## [Goal of the exercise]
Below are the records; print them all without any alteration.

::::

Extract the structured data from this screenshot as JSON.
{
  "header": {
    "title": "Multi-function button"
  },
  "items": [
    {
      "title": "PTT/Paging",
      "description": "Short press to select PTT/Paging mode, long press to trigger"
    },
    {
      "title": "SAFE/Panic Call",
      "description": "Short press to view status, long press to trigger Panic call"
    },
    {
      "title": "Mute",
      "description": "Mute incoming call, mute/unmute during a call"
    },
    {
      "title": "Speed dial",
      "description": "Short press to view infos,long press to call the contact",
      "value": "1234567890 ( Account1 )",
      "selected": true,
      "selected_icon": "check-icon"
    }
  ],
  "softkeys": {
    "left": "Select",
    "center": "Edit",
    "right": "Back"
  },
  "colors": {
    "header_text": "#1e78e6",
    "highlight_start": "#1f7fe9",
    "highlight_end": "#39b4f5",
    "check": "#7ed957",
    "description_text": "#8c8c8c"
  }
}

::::

## [Result]
Extract the structured data from this screenshot as JSON.
{
  "header": {
    "title": "Multi-function button"
  },
  "items": [
    {
      "title": "PTT/Paging",
      "description": "Short press to select PTT/Paging mode, long press to trigger"
    },
    {
      "title": "SAFE/Panic Call",
      "description": "Short press to view status, long press to trigger Panic call"
    },
    {
      "title": "Mute",
      "description": "Mute incoming call, mute/unmute during a call"
    },
    {
      "title": "Speed dial",
      "description": "Short press to view infos,long press to call the contact",
      "value": "1234567890 ( Account1 )",
      "selected": true,
      "selected_icon": "check-icon"
    }
  ],
  "softkeys": {
    "left": "Select",
    "center": "Edit",
    "right": "Back"
  },
  "colors": {
    "header_text": "#1e78e6",
    "highlight_start": "#1f7fe9",
    "highlight_end": "#39b4f5",
    "check": "#7ed957",
    "description_text": "#8c8c8c"
  }
}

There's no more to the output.